What is a Lottery?


Lotteries are a type of gambling in which players pay a small sum of money for the chance to win a prize. They are often administered by state or federal governments and have a wide appeal.

Various forms of lottery have existed since ancient times. They include a number of biblical examples, and they were common in ancient Rome and in medieval times. Some of them used a random drawing process for selecting winners.

Other types of lotteries use a pool of tickets or counterfoils that are then mixed by mechanical means. This procedure is designed to ensure that the winning numbers or symbols are selected by chance and only chance, not a design. Computers have also become widely used for this purpose because of their capacity to store large numbers of ticket information.

In some countries, people who have won a lottery are required to pay tax on the money they received in prizes. This is a form of taxation that many people don’t like, and it can be a source of financial stress for those who have won a lottery.

Some states and the national government have banned lotteries, and others have prohibited them for moral or ethical reasons. However, in the United States there are still state-run lotteries operated by charitable organizations. These are a popular way to raise funds, and they may be able to generate tax revenue in the long run because they are an alternative to other means of raising money.

The earliest public lotteries in Europe appeared in 15th-century Burgundy and Flanders, where towns sought to raise money for defenses or aid the poor. In France, Francis I permitted the establishment of private and public lotteries in several cities between 1520 and 1539.

These early lotteries were often used as a means to sell goods or properties for more money than would be obtained from a regular sale. They were a popular entertainment and were an important part of the social life of some of the larger cities in Europe.

Despite the widespread popularity of lotteries, they have been criticized as a form of deception because they often present misleading information about the odds of winning a jackpot. They can be very risky, and a lot of people end up bankrupt after winning the lottery.

A lotterie can be a good way to raise money, but it is a bad idea to spend too much of your own money on it. It is a great idea to build up a savings account and avoid spending your money on lotteries in the future.

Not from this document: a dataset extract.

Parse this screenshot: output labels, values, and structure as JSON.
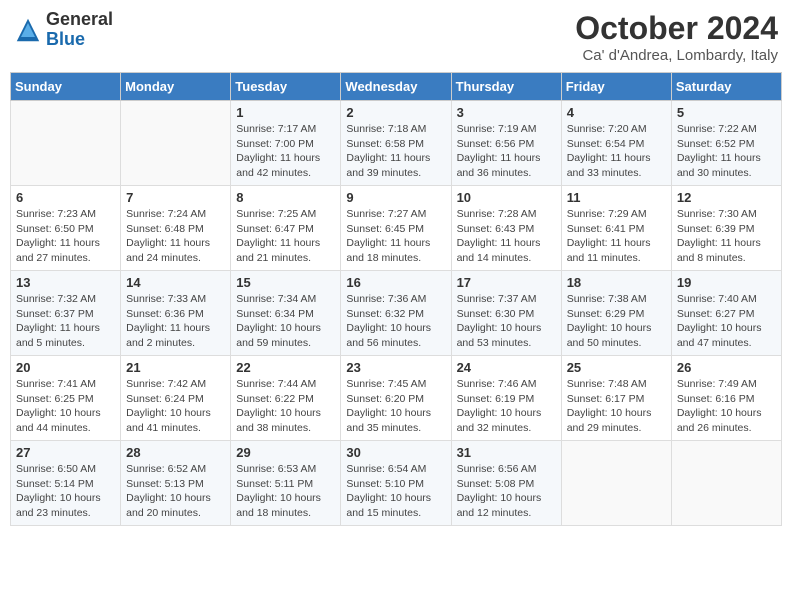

In most cases, the odds of winning a lottery are quite low. It is best to spend your money on other things, such as saving for retirement or paying off credit card debt. If you do play the lottery, make sure you have a good emergency fund to cover your expenses if you lose. Otherwise, you might find yourself broke and out of work in a few years!